→ Dataset rows describing interfaces:
* * * * *
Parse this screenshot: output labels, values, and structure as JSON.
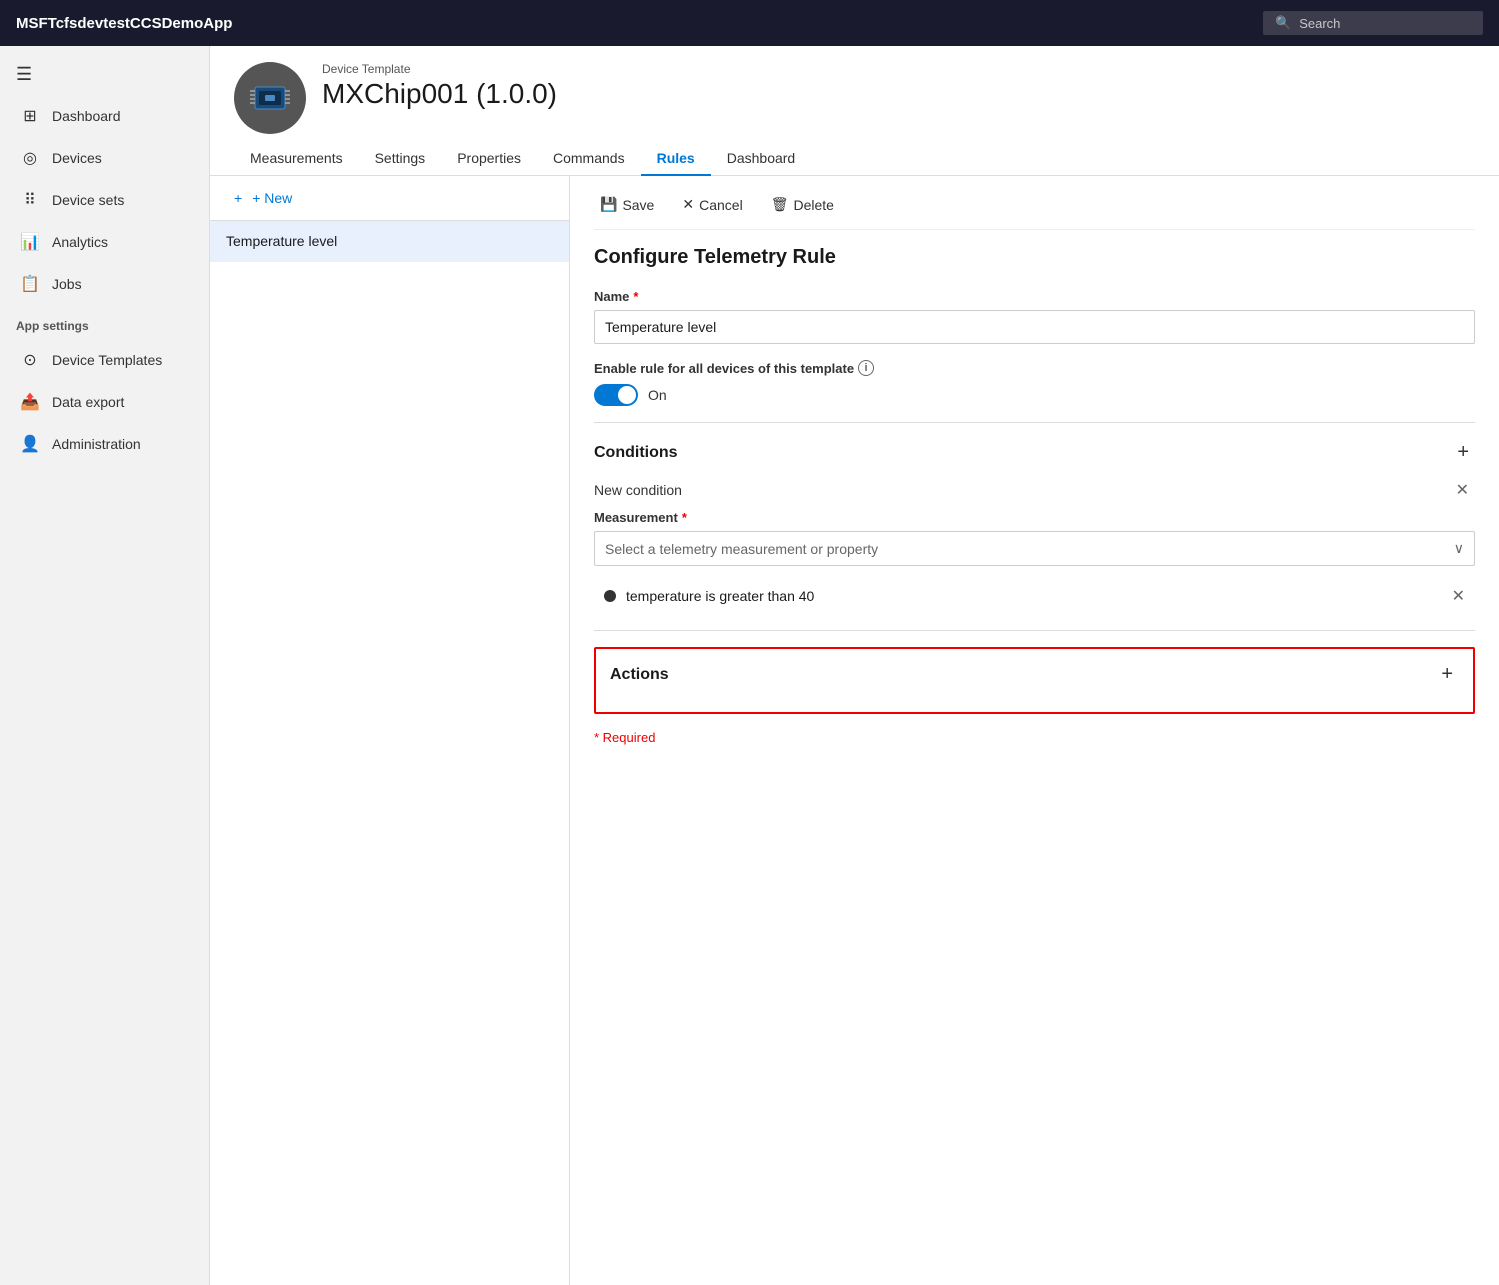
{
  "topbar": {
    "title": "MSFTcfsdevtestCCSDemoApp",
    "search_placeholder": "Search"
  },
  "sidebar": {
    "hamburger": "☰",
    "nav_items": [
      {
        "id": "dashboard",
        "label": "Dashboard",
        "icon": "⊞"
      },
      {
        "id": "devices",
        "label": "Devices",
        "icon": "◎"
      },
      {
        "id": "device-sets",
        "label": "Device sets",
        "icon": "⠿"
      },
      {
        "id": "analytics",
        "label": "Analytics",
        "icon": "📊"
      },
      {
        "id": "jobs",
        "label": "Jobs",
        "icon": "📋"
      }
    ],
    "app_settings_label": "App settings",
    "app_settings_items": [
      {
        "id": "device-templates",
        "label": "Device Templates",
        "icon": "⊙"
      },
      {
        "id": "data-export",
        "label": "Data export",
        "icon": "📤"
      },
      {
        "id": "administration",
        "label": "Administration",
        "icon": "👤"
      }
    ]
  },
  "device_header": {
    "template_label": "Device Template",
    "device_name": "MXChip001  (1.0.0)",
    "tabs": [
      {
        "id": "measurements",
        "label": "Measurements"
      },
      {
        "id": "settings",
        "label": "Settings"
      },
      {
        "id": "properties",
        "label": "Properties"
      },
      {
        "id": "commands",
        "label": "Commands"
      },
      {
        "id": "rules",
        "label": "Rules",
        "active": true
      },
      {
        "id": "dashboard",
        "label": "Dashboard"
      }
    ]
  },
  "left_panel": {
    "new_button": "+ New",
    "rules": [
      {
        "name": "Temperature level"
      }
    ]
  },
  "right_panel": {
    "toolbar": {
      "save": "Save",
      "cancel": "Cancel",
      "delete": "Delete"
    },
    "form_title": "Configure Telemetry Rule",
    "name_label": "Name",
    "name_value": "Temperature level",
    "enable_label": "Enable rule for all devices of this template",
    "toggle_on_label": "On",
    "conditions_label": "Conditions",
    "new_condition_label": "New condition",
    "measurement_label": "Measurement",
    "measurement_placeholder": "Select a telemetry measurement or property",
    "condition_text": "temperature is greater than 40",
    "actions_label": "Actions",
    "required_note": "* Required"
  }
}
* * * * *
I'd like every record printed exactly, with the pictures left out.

→ Completed task:
Parse this screenshot: output labels, values, and structure as JSON.
{
  "topbar": {
    "title": "MSFTcfsdevtestCCSDemoApp",
    "search_placeholder": "Search"
  },
  "sidebar": {
    "hamburger": "☰",
    "nav_items": [
      {
        "id": "dashboard",
        "label": "Dashboard",
        "icon": "⊞"
      },
      {
        "id": "devices",
        "label": "Devices",
        "icon": "◎"
      },
      {
        "id": "device-sets",
        "label": "Device sets",
        "icon": "⠿"
      },
      {
        "id": "analytics",
        "label": "Analytics",
        "icon": "📊"
      },
      {
        "id": "jobs",
        "label": "Jobs",
        "icon": "📋"
      }
    ],
    "app_settings_label": "App settings",
    "app_settings_items": [
      {
        "id": "device-templates",
        "label": "Device Templates",
        "icon": "⊙"
      },
      {
        "id": "data-export",
        "label": "Data export",
        "icon": "📤"
      },
      {
        "id": "administration",
        "label": "Administration",
        "icon": "👤"
      }
    ]
  },
  "device_header": {
    "template_label": "Device Template",
    "device_name": "MXChip001  (1.0.0)",
    "tabs": [
      {
        "id": "measurements",
        "label": "Measurements"
      },
      {
        "id": "settings",
        "label": "Settings"
      },
      {
        "id": "properties",
        "label": "Properties"
      },
      {
        "id": "commands",
        "label": "Commands"
      },
      {
        "id": "rules",
        "label": "Rules",
        "active": true
      },
      {
        "id": "dashboard",
        "label": "Dashboard"
      }
    ]
  },
  "left_panel": {
    "new_button": "+ New",
    "rules": [
      {
        "name": "Temperature level"
      }
    ]
  },
  "right_panel": {
    "toolbar": {
      "save": "Save",
      "cancel": "Cancel",
      "delete": "Delete"
    },
    "form_title": "Configure Telemetry Rule",
    "name_label": "Name",
    "name_value": "Temperature level",
    "enable_label": "Enable rule for all devices of this template",
    "toggle_on_label": "On",
    "conditions_label": "Conditions",
    "new_condition_label": "New condition",
    "measurement_label": "Measurement",
    "measurement_placeholder": "Select a telemetry measurement or property",
    "condition_text": "temperature is greater than 40",
    "actions_label": "Actions",
    "required_note": "* Required"
  }
}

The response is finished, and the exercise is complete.